2) Geopolitical power: China is increasingly a bigger, more powerful player, making it much harder for Mongolia to make decisions without the approval of both its neighbors. For example, due to pressure from Russia and China, Mongolia recently abandoned its goal of proclaiming permanent neutrality. 

3) The Belt and Road Initiative: As Mongolia looks to cash in on economic gains from the BRI, it is more focused on being a bridge between Russia and China, than on catering to the interests of a third neighbor. A pragmatic, no-quarrel policy with its direct neighbors has led to a breakthrough for Mongolia: recently, Russia has agreed to construct a gas pipeline that will undoubtedly bring more wealth to Mongolia. By design, this pipeline would transport more gas between Mongolia and Russia than the current China-Russia pipeline. 

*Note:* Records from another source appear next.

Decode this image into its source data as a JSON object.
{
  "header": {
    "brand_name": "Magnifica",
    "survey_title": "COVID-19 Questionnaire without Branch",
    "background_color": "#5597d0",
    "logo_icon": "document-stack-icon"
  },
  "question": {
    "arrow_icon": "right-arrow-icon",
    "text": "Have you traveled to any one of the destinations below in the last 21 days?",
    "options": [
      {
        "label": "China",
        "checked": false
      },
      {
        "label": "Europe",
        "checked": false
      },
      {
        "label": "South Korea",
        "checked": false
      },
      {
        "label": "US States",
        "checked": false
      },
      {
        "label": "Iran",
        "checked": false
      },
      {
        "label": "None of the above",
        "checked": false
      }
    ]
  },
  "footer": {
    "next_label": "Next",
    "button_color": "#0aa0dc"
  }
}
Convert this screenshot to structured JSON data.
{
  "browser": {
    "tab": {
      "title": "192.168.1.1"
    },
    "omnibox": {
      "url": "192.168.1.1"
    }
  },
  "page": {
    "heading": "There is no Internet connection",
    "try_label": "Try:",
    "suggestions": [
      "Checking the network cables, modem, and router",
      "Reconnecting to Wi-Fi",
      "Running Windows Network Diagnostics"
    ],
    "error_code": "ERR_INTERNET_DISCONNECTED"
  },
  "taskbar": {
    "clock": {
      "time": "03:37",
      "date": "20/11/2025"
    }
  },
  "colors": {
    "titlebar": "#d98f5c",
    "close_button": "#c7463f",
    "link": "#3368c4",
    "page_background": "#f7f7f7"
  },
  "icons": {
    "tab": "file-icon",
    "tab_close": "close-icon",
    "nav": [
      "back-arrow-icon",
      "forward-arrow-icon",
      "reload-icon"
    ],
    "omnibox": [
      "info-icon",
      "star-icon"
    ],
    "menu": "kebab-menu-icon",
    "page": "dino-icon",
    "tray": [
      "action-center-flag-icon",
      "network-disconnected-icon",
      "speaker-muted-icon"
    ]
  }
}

4) Lack of International interestparticularly from the US Congress, where Mongolia is not considered of any substantial importance as a strategic ally or democratic state. 

In light of these factors, it is likely that the Third Neighbor Policy will soon deteriorate. However, does this mean that Mongolia will increasingly be forced to move away from its democratic practices? 
Dr. Radchenko maintains an optimistic view – we are not yet seeing any such trends. Just earlier this month, Mongolia participated in the world Summit for Democracy, a summit that both Russia and China condemned in a jointly published op-ed. Mongolia’s willingness to participate despite its neighbors’ condemnation of the summit indicates that there is considerable hope for Mongolia's democracy going forward. 

Written by Kalina Pateva